**EXERCISE GOAL:** The data must be returned in full, with no character altered.

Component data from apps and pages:
+++

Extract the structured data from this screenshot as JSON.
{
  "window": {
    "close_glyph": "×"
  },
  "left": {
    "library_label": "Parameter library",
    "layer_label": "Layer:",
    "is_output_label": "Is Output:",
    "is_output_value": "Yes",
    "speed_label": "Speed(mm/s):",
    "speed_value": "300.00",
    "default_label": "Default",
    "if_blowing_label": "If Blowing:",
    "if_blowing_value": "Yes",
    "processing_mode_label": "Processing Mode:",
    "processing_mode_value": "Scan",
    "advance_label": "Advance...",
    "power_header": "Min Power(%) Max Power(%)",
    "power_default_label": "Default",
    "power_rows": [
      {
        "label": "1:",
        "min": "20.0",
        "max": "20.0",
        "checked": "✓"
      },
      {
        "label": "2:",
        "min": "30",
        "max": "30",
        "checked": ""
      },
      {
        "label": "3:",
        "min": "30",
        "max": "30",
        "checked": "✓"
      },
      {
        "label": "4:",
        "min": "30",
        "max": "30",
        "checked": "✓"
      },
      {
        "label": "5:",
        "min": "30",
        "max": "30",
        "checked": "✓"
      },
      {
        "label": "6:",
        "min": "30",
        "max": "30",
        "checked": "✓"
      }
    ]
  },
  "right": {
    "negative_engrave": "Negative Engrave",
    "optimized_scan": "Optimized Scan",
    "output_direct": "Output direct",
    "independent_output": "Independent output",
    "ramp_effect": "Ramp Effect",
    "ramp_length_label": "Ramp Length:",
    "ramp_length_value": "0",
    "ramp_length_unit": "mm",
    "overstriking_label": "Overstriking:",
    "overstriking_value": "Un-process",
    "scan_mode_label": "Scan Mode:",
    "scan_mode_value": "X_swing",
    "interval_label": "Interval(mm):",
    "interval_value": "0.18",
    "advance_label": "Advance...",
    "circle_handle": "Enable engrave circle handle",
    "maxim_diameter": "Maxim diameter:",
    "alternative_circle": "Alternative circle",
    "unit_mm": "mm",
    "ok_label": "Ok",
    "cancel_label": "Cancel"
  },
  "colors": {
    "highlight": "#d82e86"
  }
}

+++

**SOLUTION TO THIS EXERCISE:**
Extract the structured data from this screenshot as JSON.
{
  "window": {
    "close_glyph": "×"
  },
  "left": {
    "library_label": "Parameter library",
    "layer_label": "Layer:",
    "is_output_label": "Is Output:",
    "is_output_value": "Yes",
    "speed_label": "Speed(mm/s):",
    "speed_value": "300.00",
    "default_label": "Default",
    "if_blowing_label": "If Blowing:",
    "if_blowing_value": "Yes",
    "processing_mode_label": "Processing Mode:",
    "processing_mode_value": "Scan",
    "advance_label": "Advance...",
    "power_header": "Min Power(%) Max Power(%)",
    "power_default_label": "Default",
    "power_rows": [
      {
        "label": "1:",
        "min": "20.0",
        "max": "20.0",
        "checked": "✓"
      },
      {
        "label": "2:",
        "min": "30",
        "max": "30",
        "checked": ""
      },
      {
        "label": "3:",
        "min": "30",
        "max": "30",
        "checked": "✓"
      },
      {
        "label": "4:",
        "min": "30",
        "max": "30",
        "checked": "✓"
      },
      {
        "label": "5:",
        "min": "30",
        "max": "30",
        "checked": "✓"
      },
      {
        "label": "6:",
        "min": "30",
        "max": "30",
        "checked": "✓"
      }
    ]
  },
  "right": {
    "negative_engrave": "Negative Engrave",
    "optimized_scan": "Optimized Scan",
    "output_direct": "Output direct",
    "independent_output": "Independent output",
    "ramp_effect": "Ramp Effect",
    "ramp_length_label": "Ramp Length:",
    "ramp_length_value": "0",
    "ramp_length_unit": "mm",
    "overstriking_label": "Overstriking:",
    "overstriking_value": "Un-process",
    "scan_mode_label": "Scan Mode:",
    "scan_mode_value": "X_swing",
    "interval_label": "Interval(mm):",
    "interval_value": "0.18",
    "advance_label": "Advance...",
    "circle_handle": "Enable engrave circle handle",
    "maxim_diameter": "Maxim diameter:",
    "alternative_circle": "Alternative circle",
    "unit_mm": "mm",
    "ok_label": "Ok",
    "cancel_label": "Cancel"
  },
  "colors": {
    "highlight": "#d82e86"
  }
}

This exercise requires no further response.